History might count for nothing as old rivals take to the field in high-voltage Super Sunday clash
It’s the battle everyone looks forward to, the battle that defines a competition, the battle that fires up the players like no other.
India v Pakistan is a match-up pregnant with possibilities, an advertiser’s dream come true and the organisers’ best bet to stoke the imagination of the viewing populace.
The ICC World Twenty20 2012 has generally been well received with the onset of the Super Eights fixtures, but audiences at the ground andtelevision viewership across the globe will go through the roof when India runs into Pakistan in a vital Group 2 match.
Pakistan has the advantage of having got off to a winning start, thanks to the two Umars – Akmal and Gul – who snatched victory from the gaping jaws of defeat against South Africa on Friday evening. A few hours later, on the same pitch at the R Premadasa Stadium, India was sent on a hiding to nothing by Shane Watson and David Warner, the crushing nine-wicket defeat precisely the psychological blow India could have done without going into a showdown with Pakistan.
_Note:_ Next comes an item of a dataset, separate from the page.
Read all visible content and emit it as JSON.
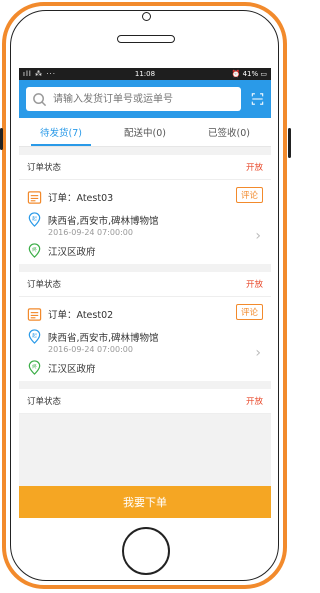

Defeat on Sunday night will almost certainly eliminate India, which is saddled with a poor Net Run Rate of -2.506 after conceding defeat to Australia with 5.1 overs to spare. Mahendra Singh Dhoni and Duncan Fletcher will, therefore, not only have to ensure that the troops rouse themselves up for Sunday’s must-win game but also quickly put behind Friday’s drubbing from which the lessons must be learnt, but moping over which will not help India’s cause any.
India can take heart from its overwhelming record against Pakistan in ICC World Cups – it has won all five encounters in the ICC Cricket World Cup and won one and tied the other – won in a bowl-out – in ICC World Twenty20 competitions. Even though history will count for nothing, and especially in the Twenty20 format where everything happens so quickly.
India’s designs of fielding five bowlers, including three spinners, fell flat on its face against Australia because it had to grapple with a wet ball and a pitch that had livened up a little bit due to the brief spell of rain that completely changed the balance of the contest. While Dhoni might still stick with five bowlers – and that is no certainty, especially with the batting having caved in meekly against Australia – he is unlikely to play three specialist spinners against Pakistan, as accomplished players of spin as there are in world cricket today.
The teams met a little over ten days back in a warm-up match, also at the Premadasa, with Pakistan romping to victory on the back of a sensational innings from Kamran Akmal. Much water has flown under the bridge since, and just as India can’t hope to ride on its brilliant record against Pakistan in ICC World Cups, Pakistan will also know that the September 17 victory will have no bearing on Sunday’s outcome.
India v Pakistan clashes are decided as much by skills as how well the teams can control their emotions and hold their nerve. That’s where the two captains, Dhoni and Mohammad Hafeez respectively, will come into play. Both are phlegmatic, intelligent, street-smart cricketers who are calming influences within the dressing rooms, and while it is impossible to convince any Indian or Pakistani player to approach this game as just another contest, both will try their best to ensure that sentiment and passion don’t take the edge off the basics.
Pakistan has been a consistently dangerous unit during this competition, the top-order collapse on Friday against South Africa a rare blip on an otherwise complete all-round performance. Fortunately, it unearthed a batting hero in Gul, and while the horrendous selection of strokes from the specialist batsmen must be a cause for some concern, Pakistan will be buoyed by the confidence that it bats deep and possesses the firepower even late in the order to douse the opposition fire.
Not for the first time, Saeed Ajmal will hold the key. For all its ability against spin, India has found Ajmal and his outstanding variations hard to decipher. Ajmal has had such virtuosos as Sachin Tendulkar, who doesn’t play Twenty20 International cricket, under his grip; only Virat Kohli has played him with any confidence and authority, and if Ajmal can get on an early roll, he will be well nigh unplayable.
The odd moment of inspiration, that one game-breaking spell or match-changing innings, has characterised high-stake India-Pakistan clashes. Particularly in Twenty20 cricket where things can turn on their head in the shortest span of time, it will be impossible for either team to feel at any stage that it has things under control, but if anyone goes into the match sincerely believing it has all bases covered and is primed to move in for the kill, it has to be Pakistan.